Requirement:
Report how many lines in the records below contain the word "this". Give only the number.

START Records for processing

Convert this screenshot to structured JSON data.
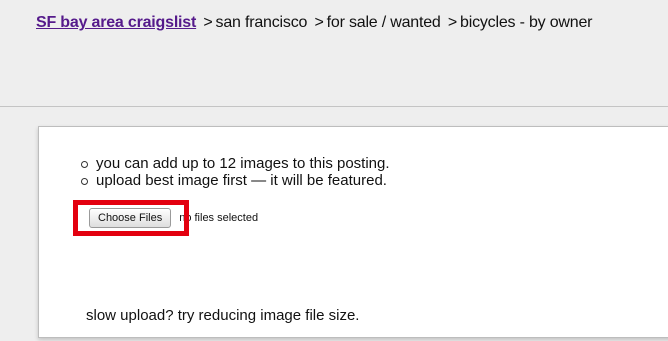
{
  "breadcrumb": {
    "site": "SF bay area craigslist",
    "separator": ">",
    "area": "san francisco",
    "section": "for sale / wanted",
    "category": "bicycles - by owner"
  },
  "upload": {
    "bullets": [
      "you can add up to 12 images to this posting.",
      "upload best image first — it will be featured."
    ],
    "choose_button_label": "Choose Files",
    "file_status": "no files selected",
    "hint": "slow upload? try reducing image file size."
  },
  "colors": {
    "link": "#551a8b",
    "highlight": "#e3000f"
  }
}
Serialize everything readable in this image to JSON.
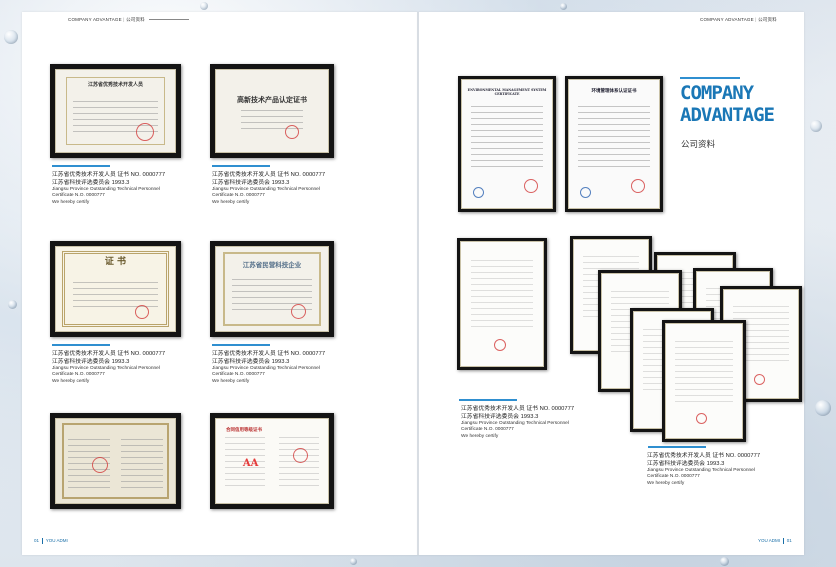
{
  "header": {
    "left_brand": "COMPANY ADVANTAGE",
    "left_section": "公司资料",
    "right_brand": "COMPANY ADVANTAGE",
    "right_section": "公司资料"
  },
  "footer": {
    "left_page": "01",
    "left_brand": "YOU ADMI",
    "right_brand": "YOU ADMI",
    "right_page": "01"
  },
  "title": {
    "line1": "COMPANY",
    "line2": "ADVANTAGE",
    "subtitle": "公司资料"
  },
  "certificates": {
    "c1_title": "江苏省优秀技术开发人员",
    "c2_title": "高新技术产品认定证书",
    "c3_title": "证 书",
    "c4_title": "江苏省民营科技企业",
    "c5_title": "ENVIRONMENTAL MANAGEMENT SYSTEM CERTIFICATE",
    "c6_title": "环境管理体系认证证书",
    "c8_title": "合同信用等级证书",
    "c8_grade": "AA"
  },
  "captions": [
    {
      "cn1": "江苏省优秀技术开发人员    证书 NO. 0000777",
      "cn2": "江苏省科技评选委员会 1993.3",
      "en1": "Jiangsu Province Outstanding Technical Personnel",
      "en2": "Certificate N.O. 0000777",
      "en3": "We hereby certify"
    },
    {
      "cn1": "江苏省优秀技术开发人员    证书 NO. 0000777",
      "cn2": "江苏省科技评选委员会 1993.3",
      "en1": "Jiangsu Province Outstanding Technical Personnel",
      "en2": "Certificate N.O. 0000777",
      "en3": "We hereby certify"
    },
    {
      "cn1": "江苏省优秀技术开发人员    证书 NO. 0000777",
      "cn2": "江苏省科技评选委员会 1993.3",
      "en1": "Jiangsu Province Outstanding Technical Personnel",
      "en2": "Certificate N.O. 0000777",
      "en3": "We hereby certify"
    },
    {
      "cn1": "江苏省优秀技术开发人员    证书 NO. 0000777",
      "cn2": "江苏省科技评选委员会 1993.3",
      "en1": "Jiangsu Province Outstanding Technical Personnel",
      "en2": "Certificate N.O. 0000777",
      "en3": "We hereby certify"
    },
    {
      "cn1": "江苏省优秀技术开发人员    证书 NO. 0000777",
      "cn2": "江苏省科技评选委员会 1993.3",
      "en1": "Jiangsu Province Outstanding Technical Personnel",
      "en2": "Certificate N.O. 0000777",
      "en3": "We hereby certify"
    },
    {
      "cn1": "江苏省优秀技术开发人员    证书 NO. 0000777",
      "cn2": "江苏省科技评选委员会 1993.3",
      "en1": "Jiangsu Province Outstanding Technical Personnel",
      "en2": "Certificate N.O. 0000777",
      "en3": "We hereby certify"
    }
  ],
  "colors": {
    "accent": "#2f8fd0",
    "title_blue": "#1a77b6"
  }
}
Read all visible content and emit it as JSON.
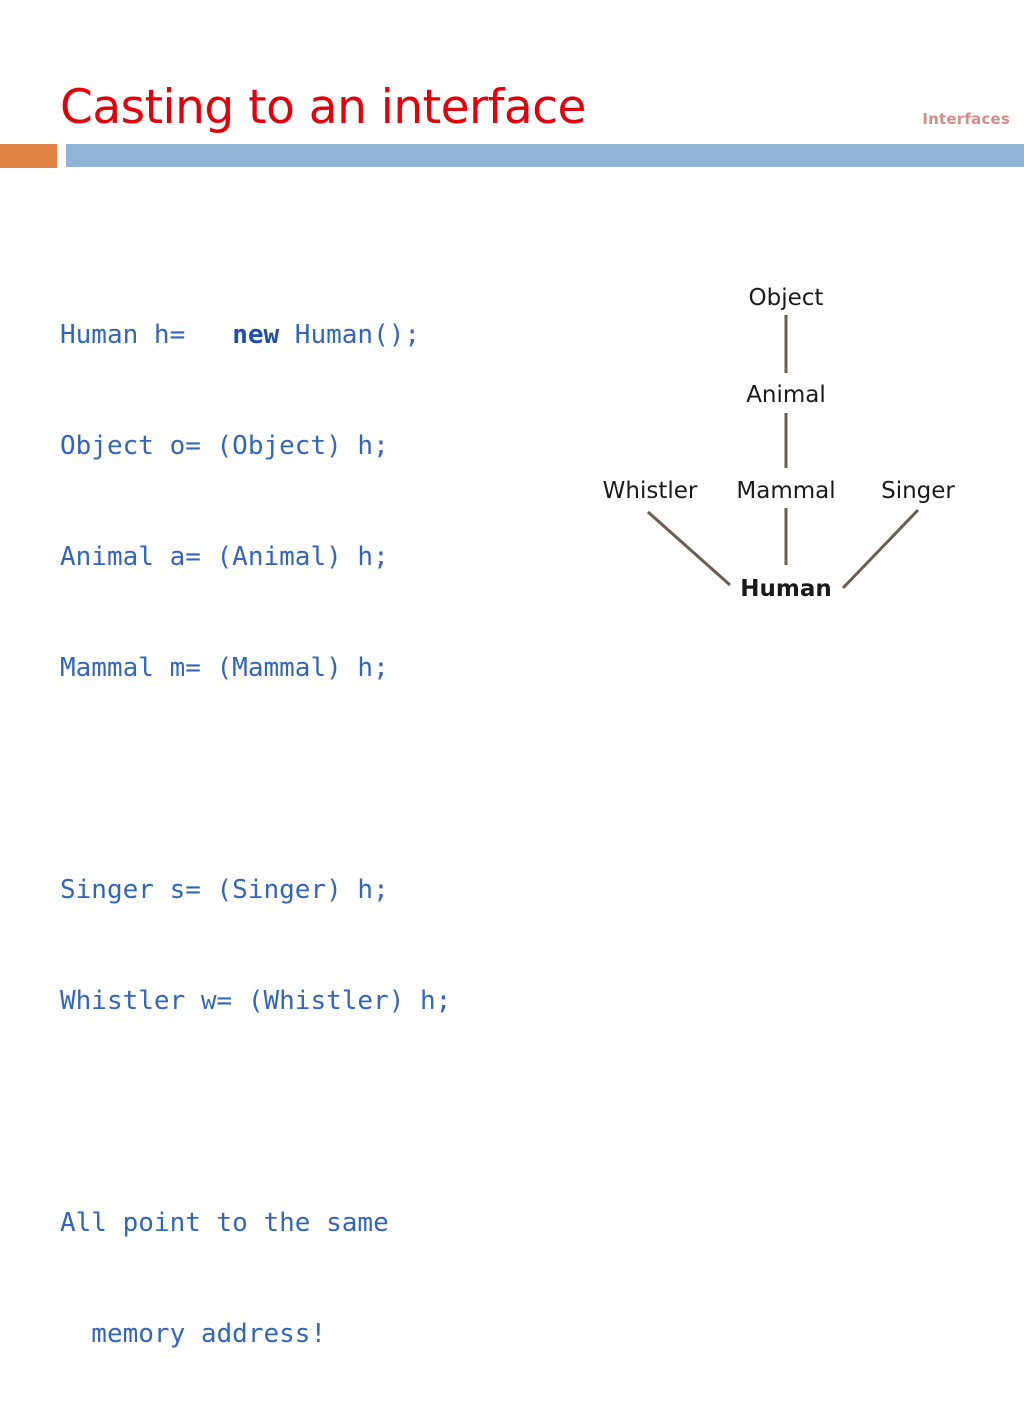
{
  "header": {
    "title": "Casting to an interface",
    "tag": "Interfaces",
    "title_color": "#e3000b",
    "tag_color": "#d98b8b",
    "accent_square_color": "#df8244",
    "accent_bar_color": "#91b3d5"
  },
  "code": {
    "text_color": "#3366bb",
    "keyword_color": "#1f4fae",
    "lines": [
      {
        "id": "line-1",
        "pre": "Human h=   ",
        "keyword": "new",
        "post": " Human();"
      },
      {
        "id": "line-2",
        "pre": "Object o= (Object) h;",
        "keyword": "",
        "post": ""
      },
      {
        "id": "line-3",
        "pre": "Animal a= (Animal) h;",
        "keyword": "",
        "post": ""
      },
      {
        "id": "line-4",
        "pre": "Mammal m= (Mammal) h;",
        "keyword": "",
        "post": ""
      },
      {
        "id": "line-5",
        "pre": "",
        "keyword": "",
        "post": ""
      },
      {
        "id": "line-6",
        "pre": "Singer s= (Singer) h;",
        "keyword": "",
        "post": ""
      },
      {
        "id": "line-7",
        "pre": "Whistler w= (Whistler) h;",
        "keyword": "",
        "post": ""
      },
      {
        "id": "line-8",
        "pre": "",
        "keyword": "",
        "post": ""
      },
      {
        "id": "line-9",
        "pre": "All point to the same",
        "keyword": "",
        "post": ""
      },
      {
        "id": "line-10",
        "pre": "  memory address!",
        "keyword": "",
        "post": ""
      }
    ],
    "line_1_pre": "Human h=   ",
    "line_1_keyword": "new",
    "line_1_post": " Human();",
    "line_2": "Object o= (Object) h;",
    "line_3": "Animal a= (Animal) h;",
    "line_4": "Mammal m= (Mammal) h;",
    "line_6": "Singer s= (Singer) h;",
    "line_7": "Whistler w= (Whistler) h;",
    "line_9": "All point to the same",
    "line_10": "  memory address!"
  },
  "diagram": {
    "line_color": "#6b5b53",
    "nodes": {
      "object": "Object",
      "animal": "Animal",
      "mammal": "Mammal",
      "whistler": "Whistler",
      "singer": "Singer",
      "human": "Human"
    }
  }
}
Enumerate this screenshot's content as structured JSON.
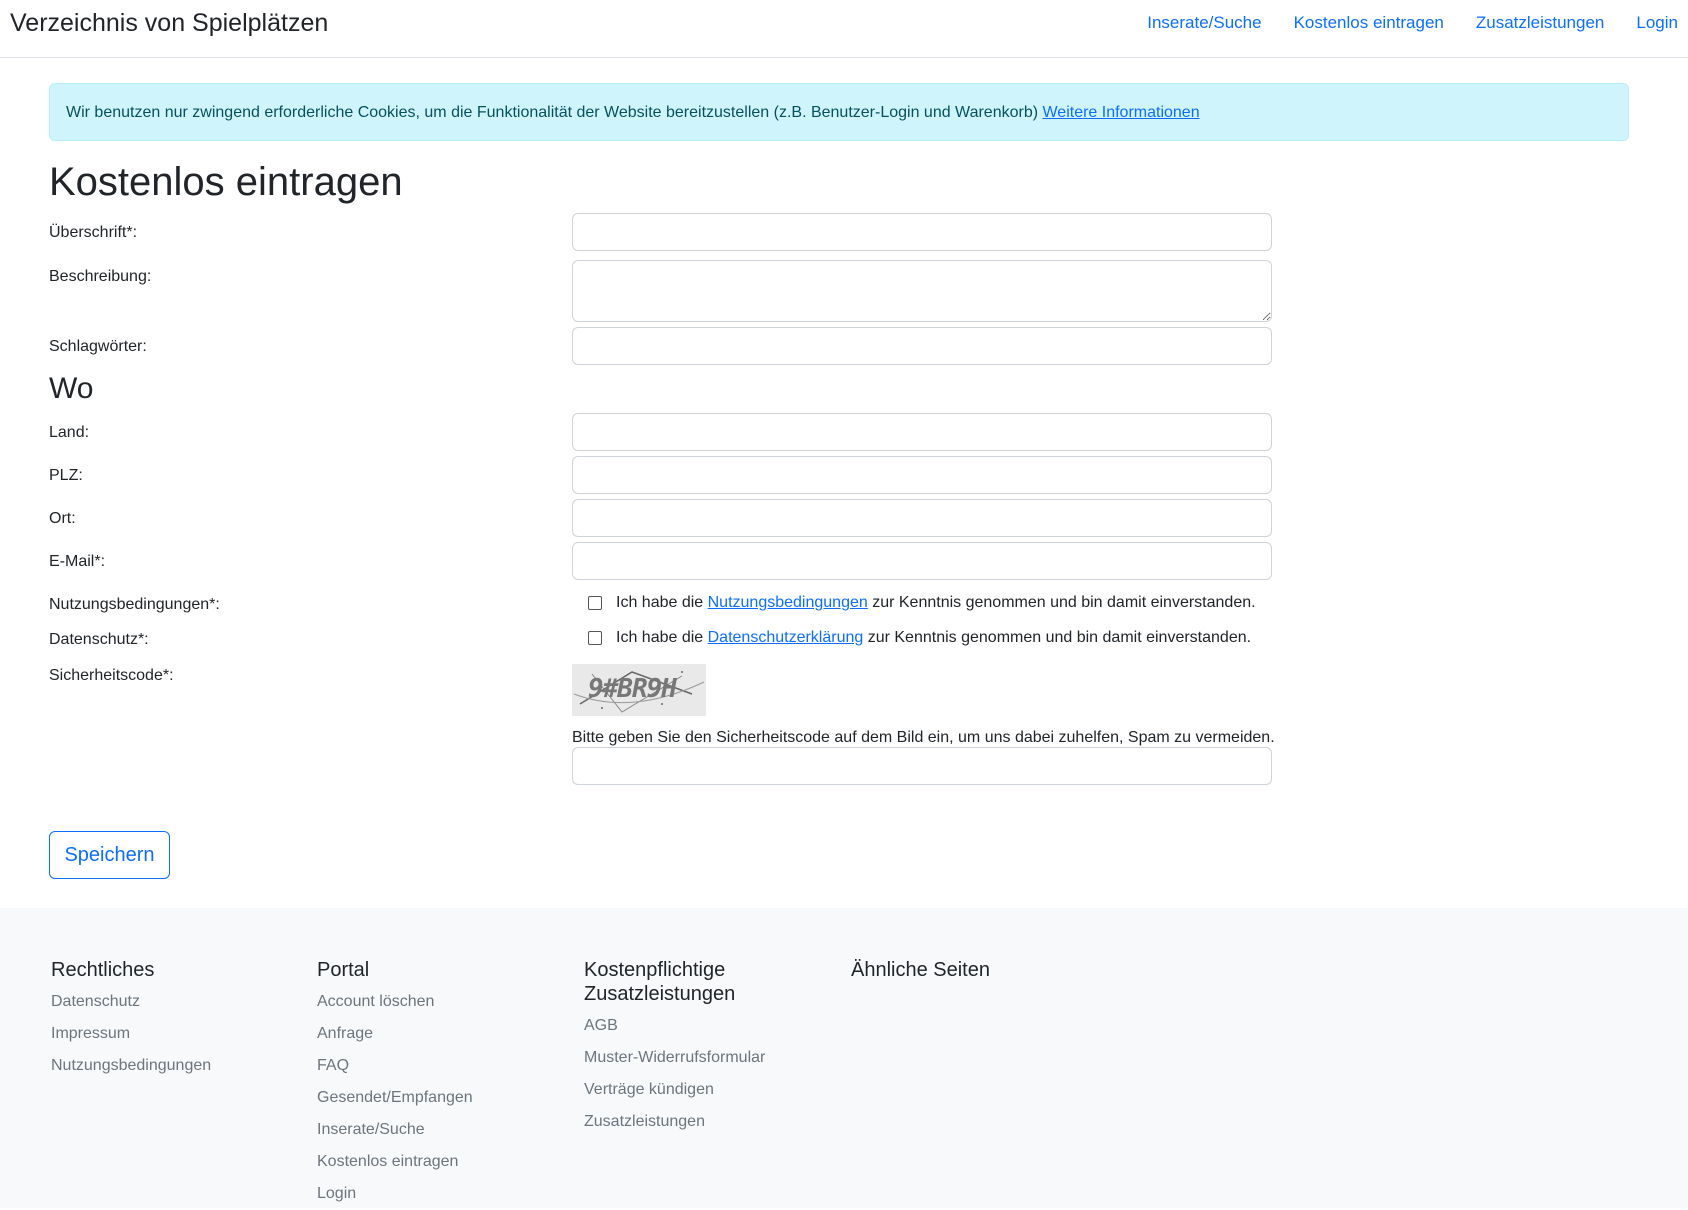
{
  "navbar": {
    "brand": "Verzeichnis von Spielplätzen",
    "links": [
      "Inserate/Suche",
      "Kostenlos eintragen",
      "Zusatzleistungen",
      "Login"
    ]
  },
  "cookie_alert": {
    "text": "Wir benutzen nur zwingend erforderliche Cookies, um die Funktionalität der Website bereitzustellen (z.B. Benutzer-Login und Warenkorb) ",
    "link": "Weitere Informationen"
  },
  "page_title": "Kostenlos eintragen",
  "form": {
    "ueberschrift_label": "Überschrift*:",
    "beschreibung_label": "Beschreibung:",
    "schlagwoerter_label": "Schlagwörter:",
    "section_wo": "Wo",
    "land_label": "Land:",
    "plz_label": "PLZ:",
    "ort_label": "Ort:",
    "email_label": "E-Mail*:",
    "nutzungsbedingungen_label": "Nutzungsbedingungen*:",
    "datenschutz_label": "Datenschutz*:",
    "sicherheitscode_label": "Sicherheitscode*:",
    "terms_prefix": "Ich habe die ",
    "terms_link": "Nutzungsbedingungen",
    "terms_suffix": " zur Kenntnis genommen und bin damit einverstanden.",
    "privacy_prefix": "Ich habe die ",
    "privacy_link": "Datenschutzerklärung",
    "privacy_suffix": " zur Kenntnis genommen und bin damit einverstanden.",
    "captcha_text": "9#BR9H",
    "captcha_hint": "Bitte geben Sie den Sicherheitscode auf dem Bild ein, um uns dabei zuhelfen, Spam zu vermeiden.",
    "save_label": "Speichern"
  },
  "footer": {
    "rechtliches": {
      "title": "Rechtliches",
      "links": [
        "Datenschutz",
        "Impressum",
        "Nutzungsbedingungen"
      ]
    },
    "portal": {
      "title": "Portal",
      "links": [
        "Account löschen",
        "Anfrage",
        "FAQ",
        "Gesendet/Empfangen",
        "Inserate/Suche",
        "Kostenlos eintragen",
        "Login"
      ]
    },
    "kostenpflichtig": {
      "title": "Kostenpflichtige Zusatzleistungen",
      "links": [
        "AGB",
        "Muster-Widerrufsformular",
        "Verträge kündigen",
        "Zusatzleistungen"
      ]
    },
    "aehnlich": {
      "title": "Ähnliche Seiten"
    }
  }
}
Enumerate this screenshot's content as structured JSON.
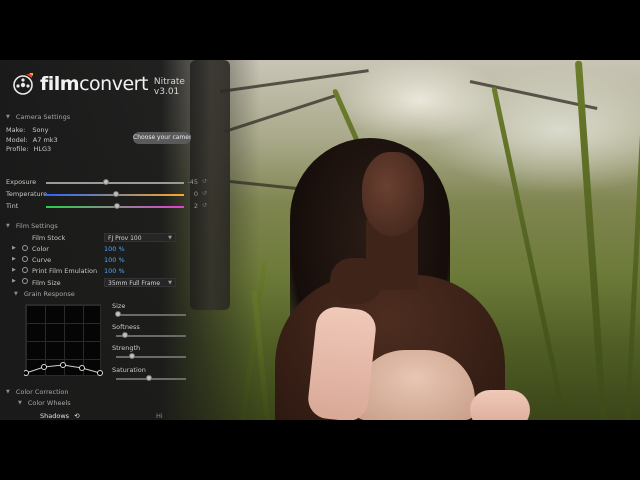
{
  "app": {
    "logo_text_bold": "film",
    "logo_text_light": "convert",
    "version": "Nitrate v3.01"
  },
  "camera_settings": {
    "section_label": "Camera Settings",
    "make_label": "Make:",
    "make_value": "Sony",
    "model_label": "Model:",
    "model_value": "A7 mk3",
    "profile_label": "Profile:",
    "profile_value": "HLG3",
    "choose_button": "Choose your camera"
  },
  "adjustments": {
    "exposure_label": "Exposure",
    "exposure_value": "-45",
    "temperature_label": "Temperature",
    "temperature_value": "0",
    "tint_label": "Tint",
    "tint_value": "2"
  },
  "film_settings": {
    "section_label": "Film Settings",
    "film_stock_label": "Film Stock",
    "film_stock_value": "FJ Prov 100",
    "color_label": "Color",
    "color_value": "100 %",
    "curve_label": "Curve",
    "curve_value": "100 %",
    "print_label": "Print Film Emulation",
    "print_value": "100 %",
    "film_size_label": "Film Size",
    "film_size_value": "35mm Full Frame"
  },
  "grain": {
    "section_label": "Grain Response",
    "size_label": "Size",
    "softness_label": "Softness",
    "strength_label": "Strength",
    "saturation_label": "Saturation"
  },
  "color_correction": {
    "section_label": "Color Correction",
    "wheels_label": "Color Wheels",
    "shadows_label": "Shadows",
    "hi_label": "Hi"
  },
  "colors": {
    "accent_blue": "#4fa3ff",
    "panel_bg": "#1a1a1a"
  }
}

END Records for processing

Exercise response:
5